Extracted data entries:
____________

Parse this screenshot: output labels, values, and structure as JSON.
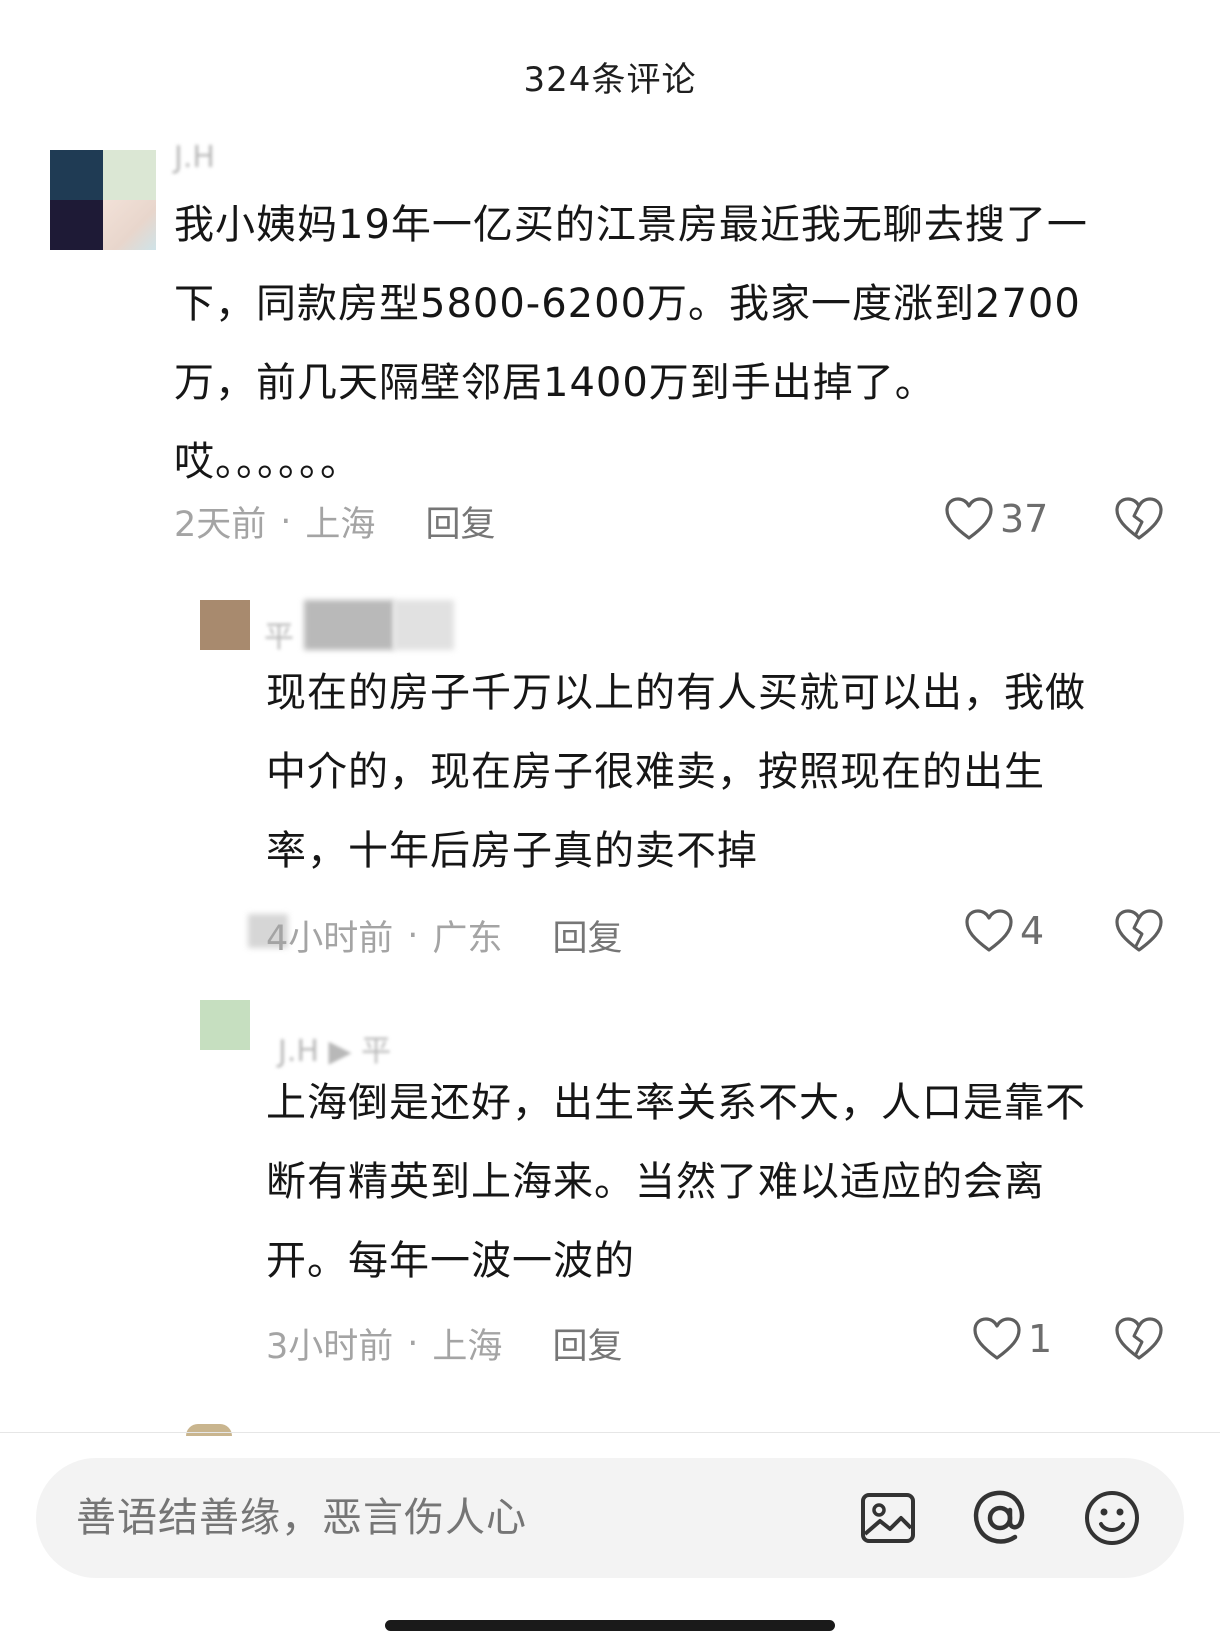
{
  "header": {
    "title": "324条评论"
  },
  "comments": [
    {
      "username": "J.H",
      "text": "我小姨妈19年一亿买的江景房最近我无聊去搜了一\n下，同款房型5800-6200万。我家一度涨到2700\n万，前几天隔壁邻居1400万到手出掉了。\n哎。。。。。。",
      "time": "2天前",
      "location": "上海",
      "reply_label": "回复",
      "likes": "37"
    },
    {
      "username": "平",
      "text": "现在的房子千万以上的有人买就可以出，我做\n中介的，现在房子很难卖，按照现在的出生\n率，十年后房子真的卖不掉",
      "time": "4小时前",
      "location": "广东",
      "reply_label": "回复",
      "likes": "4"
    },
    {
      "username": "J.H ▶ 平",
      "text": "上海倒是还好，出生率关系不大，人口是靠不\n断有精英到上海来。当然了难以适应的会离\n开。每年一波一波的",
      "time": "3小时前",
      "location": "上海",
      "reply_label": "回复",
      "likes": "1"
    }
  ],
  "input": {
    "placeholder": "善语结善缘，恶言伤人心"
  },
  "icons": {
    "like": "heart-icon",
    "dislike": "broken-heart-icon",
    "image": "image-icon",
    "mention": "at-icon",
    "emoji": "emoji-icon"
  },
  "colors": {
    "text": "#161616",
    "meta": "#a4a4a4",
    "input_bg": "#f3f3f3"
  }
}
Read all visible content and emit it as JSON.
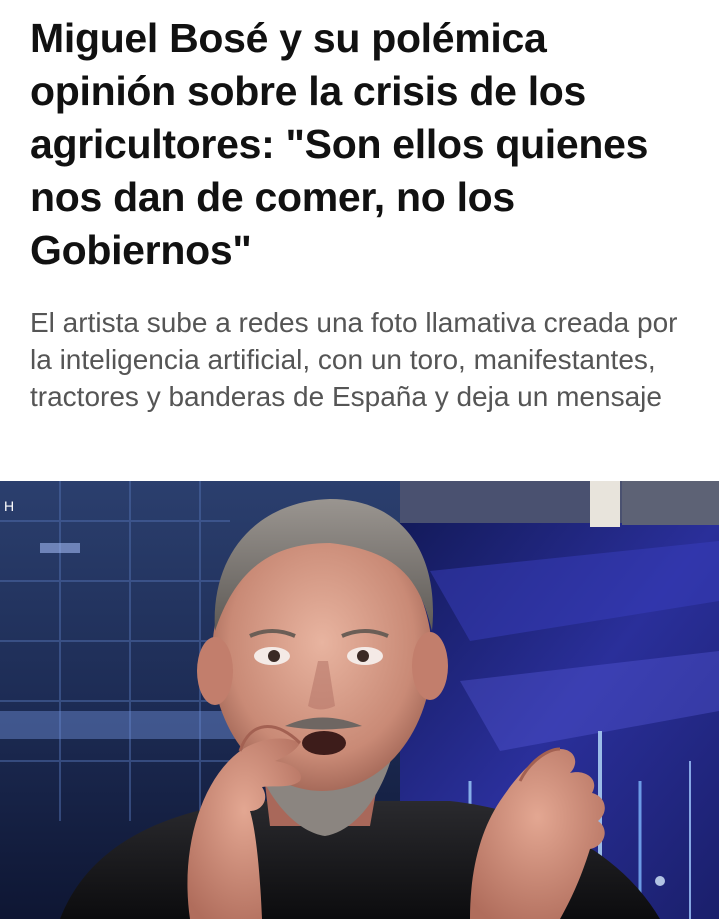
{
  "article": {
    "headline": "Miguel Bosé y su polémica opinión sobre la crisis de los agricultores: \"Son ellos quienes nos dan de comer, no los Gobiernos\"",
    "subtitle": "El artista sube a redes una foto llamativa creada por la inteligencia artificial, con un toro, manifestantes, tractores y banderas de España y deja un mensaje"
  },
  "colors": {
    "headline": "#111111",
    "subtitle": "#555555",
    "background": "#ffffff"
  }
}
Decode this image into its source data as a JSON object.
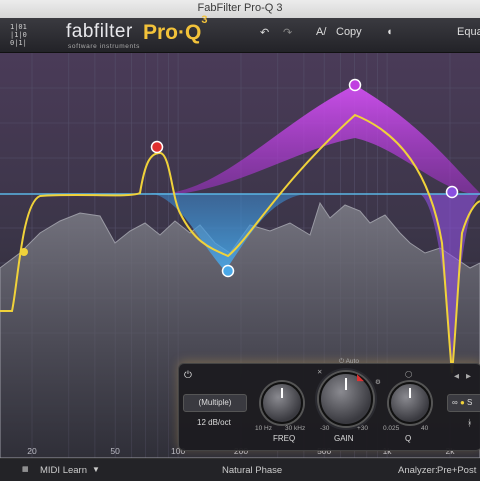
{
  "window": {
    "title": "FabFilter Pro-Q 3"
  },
  "toolbar": {
    "brand": "fabfilter",
    "brand_sub": "software instruments",
    "product": "Pro·Q",
    "product_version": "3",
    "undo_icon": "undo-icon",
    "redo_icon": "redo-icon",
    "ab_label": "A/",
    "copy_label": "Copy",
    "equalizer_label": "Equali"
  },
  "graph": {
    "freq_labels": [
      {
        "text": "20",
        "hz": 20
      },
      {
        "text": "50",
        "hz": 50
      },
      {
        "text": "100",
        "hz": 100
      },
      {
        "text": "200",
        "hz": 200
      },
      {
        "text": "500",
        "hz": 500
      },
      {
        "text": "1k",
        "hz": 1000
      },
      {
        "text": "2k",
        "hz": 2000
      }
    ],
    "colors": {
      "band_purple": "#c040e0",
      "band_blue": "#4aa8e8",
      "curve": "#f0d23a",
      "spectrum": "#8a8a92"
    },
    "band_node_colors": [
      "#f0d23a",
      "#e03030",
      "#4aa8e8",
      "#c040e0",
      "#8a50e0"
    ]
  },
  "panel": {
    "power_icon": "power-icon",
    "selection_button": "(Multiple)",
    "slope": "12 dB/oct",
    "auto_label": "Auto",
    "freq": {
      "label": "FREQ",
      "min": "10 Hz",
      "max": "30 kHz"
    },
    "gain": {
      "label": "GAIN",
      "min": "-30",
      "max": "+30"
    },
    "q": {
      "label": "Q",
      "min": "0.025",
      "max": "40"
    },
    "side_button": "S"
  },
  "bottombar": {
    "midi_learn": "MIDI Learn",
    "phase_mode": "Natural Phase",
    "analyzer_label": "Analyzer:",
    "analyzer_value": "Pre+Post"
  }
}
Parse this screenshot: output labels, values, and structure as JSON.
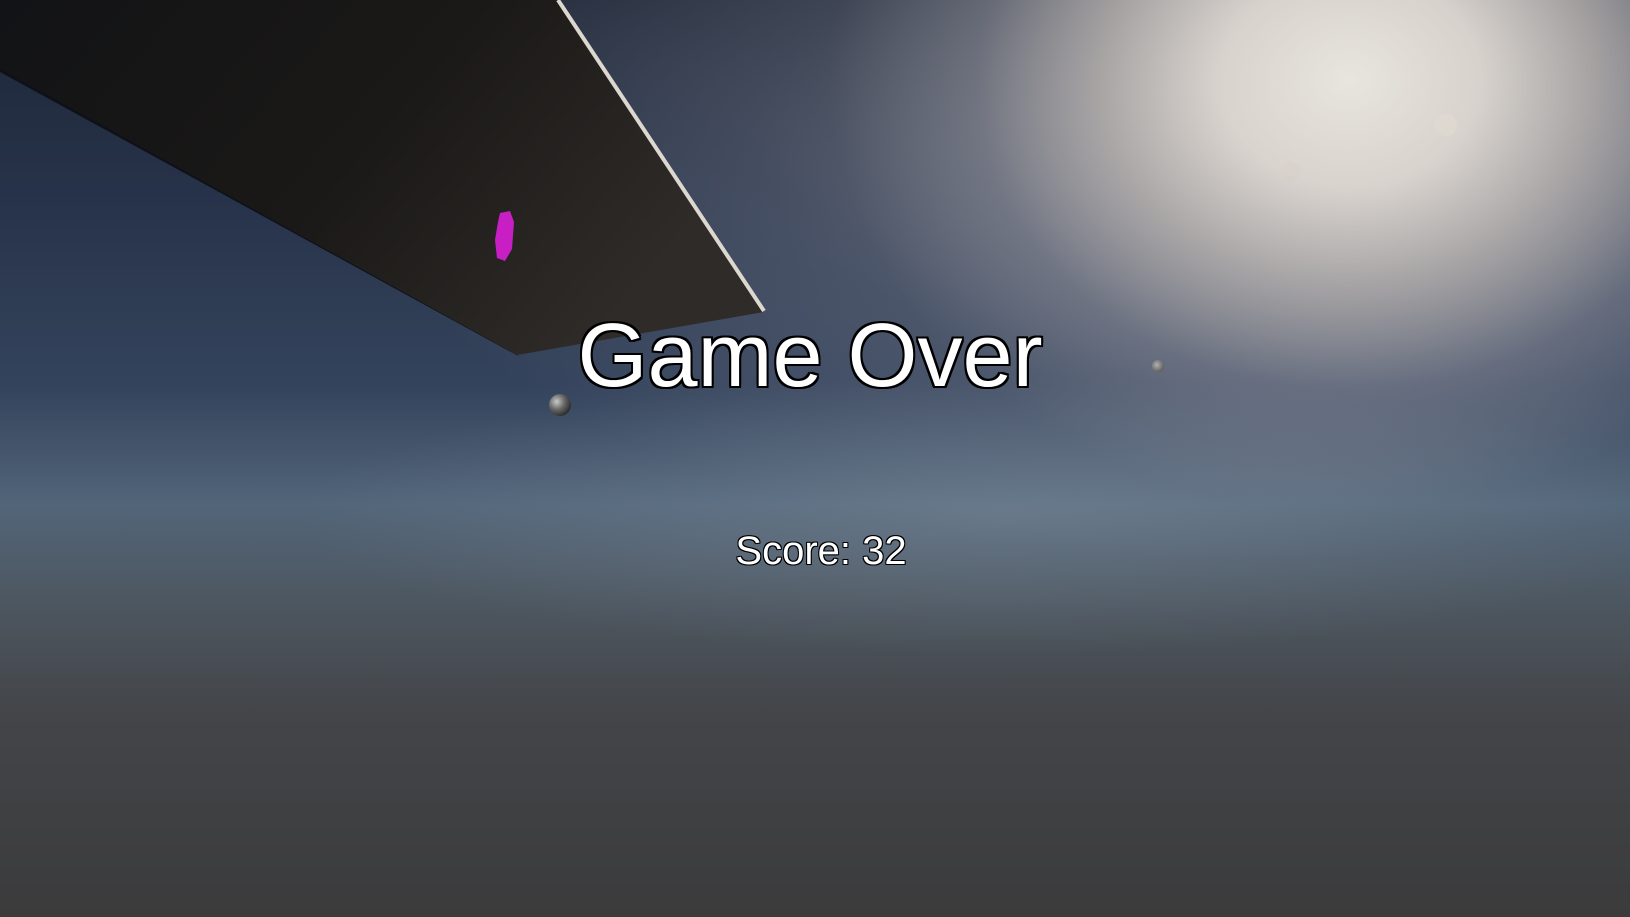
{
  "game_over": {
    "title": "Game Over",
    "score_text": "Score: 32"
  },
  "colors": {
    "marker": "#c81fc4",
    "platform": "#1a1816",
    "platform_edge": "#d8d4cc",
    "text": "#ffffff",
    "text_outline": "#000000"
  }
}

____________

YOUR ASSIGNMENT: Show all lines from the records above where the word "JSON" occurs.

RESULT FOR THIS TASK:
Parse this screenshot: output labels, values, and structure as JSON.
Read all visible content and emit it as JSON.
Decode this image into its source data as a JSON object.
Parse this screenshot: output labels, values, and structure as JSON.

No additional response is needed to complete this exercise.